### [Exercise aim]
Each entry should be printed exactly, with its images omitted.

### [Supplied records]
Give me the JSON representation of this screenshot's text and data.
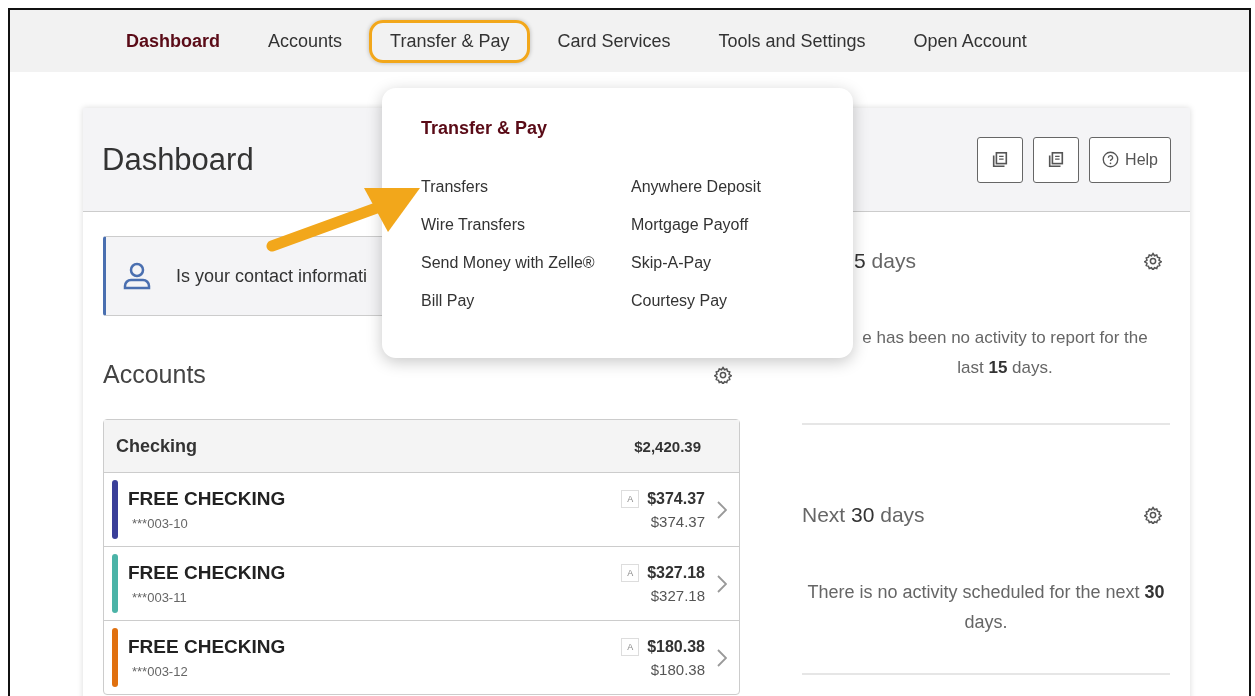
{
  "nav": [
    {
      "label": "Dashboard",
      "selected": true,
      "highlighted": false
    },
    {
      "label": "Accounts",
      "selected": false,
      "highlighted": false
    },
    {
      "label": "Transfer & Pay",
      "selected": false,
      "highlighted": true
    },
    {
      "label": "Card Services",
      "selected": false,
      "highlighted": false
    },
    {
      "label": "Tools and Settings",
      "selected": false,
      "highlighted": false
    },
    {
      "label": "Open Account",
      "selected": false,
      "highlighted": false
    }
  ],
  "dropdown": {
    "title": "Transfer & Pay",
    "columns": [
      [
        "Transfers",
        "Wire Transfers",
        "Send Money with Zelle®",
        "Bill Pay"
      ],
      [
        "Anywhere Deposit",
        "Mortgage Payoff",
        "Skip-A-Pay",
        "Courtesy Pay"
      ]
    ]
  },
  "page_title": "Dashboard",
  "header_buttons": [
    {
      "kind": "icon"
    },
    {
      "kind": "icon"
    },
    {
      "kind": "help",
      "label": "Help"
    }
  ],
  "contact_banner": "Is your contact informati",
  "accounts": {
    "title": "Accounts",
    "group": {
      "name": "Checking",
      "total": "$2,420.39"
    },
    "rows": [
      {
        "name": "FREE CHECKING",
        "number": "***003-10",
        "badge": "A",
        "balance": "$374.37",
        "available": "$374.37",
        "color": "#3a3f99"
      },
      {
        "name": "FREE CHECKING",
        "number": "***003-11",
        "badge": "A",
        "balance": "$327.18",
        "available": "$327.18",
        "color": "#4bb3a7"
      },
      {
        "name": "FREE CHECKING",
        "number": "***003-12",
        "badge": "A",
        "balance": "$180.38",
        "available": "$180.38",
        "color": "#e0700f"
      }
    ]
  },
  "activity": [
    {
      "heading": "**5** days",
      "message": "e has been no activity to report for the last **15** days."
    },
    {
      "heading": "Next **30** days",
      "message": "There is no activity scheduled for the next **30** days."
    }
  ]
}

### [Task output]
Give me the JSON representation of this screenshot's text and data.
{
  "nav": [
    {
      "label": "Dashboard",
      "selected": true,
      "highlighted": false
    },
    {
      "label": "Accounts",
      "selected": false,
      "highlighted": false
    },
    {
      "label": "Transfer & Pay",
      "selected": false,
      "highlighted": true
    },
    {
      "label": "Card Services",
      "selected": false,
      "highlighted": false
    },
    {
      "label": "Tools and Settings",
      "selected": false,
      "highlighted": false
    },
    {
      "label": "Open Account",
      "selected": false,
      "highlighted": false
    }
  ],
  "dropdown": {
    "title": "Transfer & Pay",
    "columns": [
      [
        "Transfers",
        "Wire Transfers",
        "Send Money with Zelle®",
        "Bill Pay"
      ],
      [
        "Anywhere Deposit",
        "Mortgage Payoff",
        "Skip-A-Pay",
        "Courtesy Pay"
      ]
    ]
  },
  "page_title": "Dashboard",
  "header_buttons": [
    {
      "kind": "icon"
    },
    {
      "kind": "icon"
    },
    {
      "kind": "help",
      "label": "Help"
    }
  ],
  "contact_banner": "Is your contact informati",
  "accounts": {
    "title": "Accounts",
    "group": {
      "name": "Checking",
      "total": "$2,420.39"
    },
    "rows": [
      {
        "name": "FREE CHECKING",
        "number": "***003-10",
        "badge": "A",
        "balance": "$374.37",
        "available": "$374.37",
        "color": "#3a3f99"
      },
      {
        "name": "FREE CHECKING",
        "number": "***003-11",
        "badge": "A",
        "balance": "$327.18",
        "available": "$327.18",
        "color": "#4bb3a7"
      },
      {
        "name": "FREE CHECKING",
        "number": "***003-12",
        "badge": "A",
        "balance": "$180.38",
        "available": "$180.38",
        "color": "#e0700f"
      }
    ]
  },
  "activity": [
    {
      "heading": "**5** days",
      "message": "e has been no activity to report for the last **15** days."
    },
    {
      "heading": "Next **30** days",
      "message": "There is no activity scheduled for the next **30** days."
    }
  ]
}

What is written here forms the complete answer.